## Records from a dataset
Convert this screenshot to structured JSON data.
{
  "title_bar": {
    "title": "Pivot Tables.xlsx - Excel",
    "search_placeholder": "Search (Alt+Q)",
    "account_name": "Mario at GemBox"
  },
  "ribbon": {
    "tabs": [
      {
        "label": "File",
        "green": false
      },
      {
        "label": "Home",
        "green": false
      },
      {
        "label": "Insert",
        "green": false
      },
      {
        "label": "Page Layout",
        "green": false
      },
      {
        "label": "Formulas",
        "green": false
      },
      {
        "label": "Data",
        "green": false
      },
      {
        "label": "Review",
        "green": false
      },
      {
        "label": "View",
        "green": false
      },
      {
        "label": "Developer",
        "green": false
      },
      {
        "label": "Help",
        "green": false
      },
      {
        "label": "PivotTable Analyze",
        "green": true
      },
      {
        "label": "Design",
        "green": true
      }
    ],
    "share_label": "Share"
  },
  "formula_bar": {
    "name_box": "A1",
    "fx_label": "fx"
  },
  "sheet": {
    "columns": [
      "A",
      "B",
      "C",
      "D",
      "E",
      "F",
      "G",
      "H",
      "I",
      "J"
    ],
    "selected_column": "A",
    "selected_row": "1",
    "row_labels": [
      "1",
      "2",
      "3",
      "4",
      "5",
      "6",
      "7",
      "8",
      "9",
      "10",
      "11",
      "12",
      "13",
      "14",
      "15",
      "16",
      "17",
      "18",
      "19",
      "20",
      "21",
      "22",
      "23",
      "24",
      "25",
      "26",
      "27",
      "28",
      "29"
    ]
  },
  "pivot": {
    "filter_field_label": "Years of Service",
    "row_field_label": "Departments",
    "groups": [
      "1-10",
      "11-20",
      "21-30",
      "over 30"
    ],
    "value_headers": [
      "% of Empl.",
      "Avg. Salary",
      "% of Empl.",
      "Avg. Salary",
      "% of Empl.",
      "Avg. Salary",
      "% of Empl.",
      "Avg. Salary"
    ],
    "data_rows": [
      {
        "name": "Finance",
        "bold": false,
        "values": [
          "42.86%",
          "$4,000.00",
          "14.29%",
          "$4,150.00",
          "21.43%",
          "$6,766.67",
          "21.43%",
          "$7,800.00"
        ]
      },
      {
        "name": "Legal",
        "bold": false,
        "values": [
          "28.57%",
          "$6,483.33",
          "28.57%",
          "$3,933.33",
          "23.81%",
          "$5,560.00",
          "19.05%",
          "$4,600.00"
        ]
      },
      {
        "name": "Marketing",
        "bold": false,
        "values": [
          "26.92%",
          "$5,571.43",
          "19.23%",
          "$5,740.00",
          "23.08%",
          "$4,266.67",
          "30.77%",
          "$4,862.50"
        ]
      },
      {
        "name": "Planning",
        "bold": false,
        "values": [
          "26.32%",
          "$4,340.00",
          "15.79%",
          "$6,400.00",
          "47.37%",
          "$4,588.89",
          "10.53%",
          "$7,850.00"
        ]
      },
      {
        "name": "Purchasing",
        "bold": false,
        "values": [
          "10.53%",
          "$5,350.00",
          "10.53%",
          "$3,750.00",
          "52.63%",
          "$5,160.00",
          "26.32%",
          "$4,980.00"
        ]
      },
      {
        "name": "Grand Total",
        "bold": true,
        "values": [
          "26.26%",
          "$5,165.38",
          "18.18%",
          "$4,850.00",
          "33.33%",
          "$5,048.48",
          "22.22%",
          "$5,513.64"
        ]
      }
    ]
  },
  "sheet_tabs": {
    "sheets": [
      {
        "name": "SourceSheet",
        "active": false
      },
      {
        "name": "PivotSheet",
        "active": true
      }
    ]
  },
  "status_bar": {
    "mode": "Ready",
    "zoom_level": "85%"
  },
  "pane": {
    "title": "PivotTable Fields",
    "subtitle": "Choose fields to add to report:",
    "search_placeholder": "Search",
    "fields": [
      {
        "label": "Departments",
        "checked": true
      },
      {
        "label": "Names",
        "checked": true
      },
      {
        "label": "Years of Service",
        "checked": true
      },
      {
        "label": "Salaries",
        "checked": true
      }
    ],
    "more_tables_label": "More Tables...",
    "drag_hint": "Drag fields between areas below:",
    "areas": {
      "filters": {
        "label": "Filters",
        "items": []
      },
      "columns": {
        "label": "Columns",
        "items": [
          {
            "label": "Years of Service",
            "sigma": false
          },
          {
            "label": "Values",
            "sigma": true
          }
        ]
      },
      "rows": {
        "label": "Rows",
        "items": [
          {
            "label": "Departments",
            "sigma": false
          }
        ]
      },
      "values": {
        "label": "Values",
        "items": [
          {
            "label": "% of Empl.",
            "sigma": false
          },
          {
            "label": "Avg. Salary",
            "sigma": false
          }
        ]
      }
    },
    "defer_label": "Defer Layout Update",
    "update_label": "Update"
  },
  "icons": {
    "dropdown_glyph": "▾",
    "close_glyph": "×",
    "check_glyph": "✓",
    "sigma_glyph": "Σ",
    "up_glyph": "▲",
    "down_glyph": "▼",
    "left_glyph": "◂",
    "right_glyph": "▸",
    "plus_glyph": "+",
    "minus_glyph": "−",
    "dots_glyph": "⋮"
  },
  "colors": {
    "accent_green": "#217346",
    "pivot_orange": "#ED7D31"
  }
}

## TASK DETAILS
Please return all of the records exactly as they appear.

## RESULT
Convert this screenshot to structured JSON data.
{
  "title_bar": {
    "title": "Pivot Tables.xlsx - Excel",
    "search_placeholder": "Search (Alt+Q)",
    "account_name": "Mario at GemBox"
  },
  "ribbon": {
    "tabs": [
      {
        "label": "File",
        "green": false
      },
      {
        "label": "Home",
        "green": false
      },
      {
        "label": "Insert",
        "green": false
      },
      {
        "label": "Page Layout",
        "green": false
      },
      {
        "label": "Formulas",
        "green": false
      },
      {
        "label": "Data",
        "green": false
      },
      {
        "label": "Review",
        "green": false
      },
      {
        "label": "View",
        "green": false
      },
      {
        "label": "Developer",
        "green": false
      },
      {
        "label": "Help",
        "green": false
      },
      {
        "label": "PivotTable Analyze",
        "green": true
      },
      {
        "label": "Design",
        "green": true
      }
    ],
    "share_label": "Share"
  },
  "formula_bar": {
    "name_box": "A1",
    "fx_label": "fx"
  },
  "sheet": {
    "columns": [
      "A",
      "B",
      "C",
      "D",
      "E",
      "F",
      "G",
      "H",
      "I",
      "J"
    ],
    "selected_column": "A",
    "selected_row": "1",
    "row_labels": [
      "1",
      "2",
      "3",
      "4",
      "5",
      "6",
      "7",
      "8",
      "9",
      "10",
      "11",
      "12",
      "13",
      "14",
      "15",
      "16",
      "17",
      "18",
      "19",
      "20",
      "21",
      "22",
      "23",
      "24",
      "25",
      "26",
      "27",
      "28",
      "29"
    ]
  },
  "pivot": {
    "filter_field_label": "Years of Service",
    "row_field_label": "Departments",
    "groups": [
      "1-10",
      "11-20",
      "21-30",
      "over 30"
    ],
    "value_headers": [
      "% of Empl.",
      "Avg. Salary",
      "% of Empl.",
      "Avg. Salary",
      "% of Empl.",
      "Avg. Salary",
      "% of Empl.",
      "Avg. Salary"
    ],
    "data_rows": [
      {
        "name": "Finance",
        "bold": false,
        "values": [
          "42.86%",
          "$4,000.00",
          "14.29%",
          "$4,150.00",
          "21.43%",
          "$6,766.67",
          "21.43%",
          "$7,800.00"
        ]
      },
      {
        "name": "Legal",
        "bold": false,
        "values": [
          "28.57%",
          "$6,483.33",
          "28.57%",
          "$3,933.33",
          "23.81%",
          "$5,560.00",
          "19.05%",
          "$4,600.00"
        ]
      },
      {
        "name": "Marketing",
        "bold": false,
        "values": [
          "26.92%",
          "$5,571.43",
          "19.23%",
          "$5,740.00",
          "23.08%",
          "$4,266.67",
          "30.77%",
          "$4,862.50"
        ]
      },
      {
        "name": "Planning",
        "bold": false,
        "values": [
          "26.32%",
          "$4,340.00",
          "15.79%",
          "$6,400.00",
          "47.37%",
          "$4,588.89",
          "10.53%",
          "$7,850.00"
        ]
      },
      {
        "name": "Purchasing",
        "bold": false,
        "values": [
          "10.53%",
          "$5,350.00",
          "10.53%",
          "$3,750.00",
          "52.63%",
          "$5,160.00",
          "26.32%",
          "$4,980.00"
        ]
      },
      {
        "name": "Grand Total",
        "bold": true,
        "values": [
          "26.26%",
          "$5,165.38",
          "18.18%",
          "$4,850.00",
          "33.33%",
          "$5,048.48",
          "22.22%",
          "$5,513.64"
        ]
      }
    ]
  },
  "sheet_tabs": {
    "sheets": [
      {
        "name": "SourceSheet",
        "active": false
      },
      {
        "name": "PivotSheet",
        "active": true
      }
    ]
  },
  "status_bar": {
    "mode": "Ready",
    "zoom_level": "85%"
  },
  "pane": {
    "title": "PivotTable Fields",
    "subtitle": "Choose fields to add to report:",
    "search_placeholder": "Search",
    "fields": [
      {
        "label": "Departments",
        "checked": true
      },
      {
        "label": "Names",
        "checked": true
      },
      {
        "label": "Years of Service",
        "checked": true
      },
      {
        "label": "Salaries",
        "checked": true
      }
    ],
    "more_tables_label": "More Tables...",
    "drag_hint": "Drag fields between areas below:",
    "areas": {
      "filters": {
        "label": "Filters",
        "items": []
      },
      "columns": {
        "label": "Columns",
        "items": [
          {
            "label": "Years of Service",
            "sigma": false
          },
          {
            "label": "Values",
            "sigma": true
          }
        ]
      },
      "rows": {
        "label": "Rows",
        "items": [
          {
            "label": "Departments",
            "sigma": false
          }
        ]
      },
      "values": {
        "label": "Values",
        "items": [
          {
            "label": "% of Empl.",
            "sigma": false
          },
          {
            "label": "Avg. Salary",
            "sigma": false
          }
        ]
      }
    },
    "defer_label": "Defer Layout Update",
    "update_label": "Update"
  },
  "icons": {
    "dropdown_glyph": "▾",
    "close_glyph": "×",
    "check_glyph": "✓",
    "sigma_glyph": "Σ",
    "up_glyph": "▲",
    "down_glyph": "▼",
    "left_glyph": "◂",
    "right_glyph": "▸",
    "plus_glyph": "+",
    "minus_glyph": "−",
    "dots_glyph": "⋮"
  },
  "colors": {
    "accent_green": "#217346",
    "pivot_orange": "#ED7D31"
  }
}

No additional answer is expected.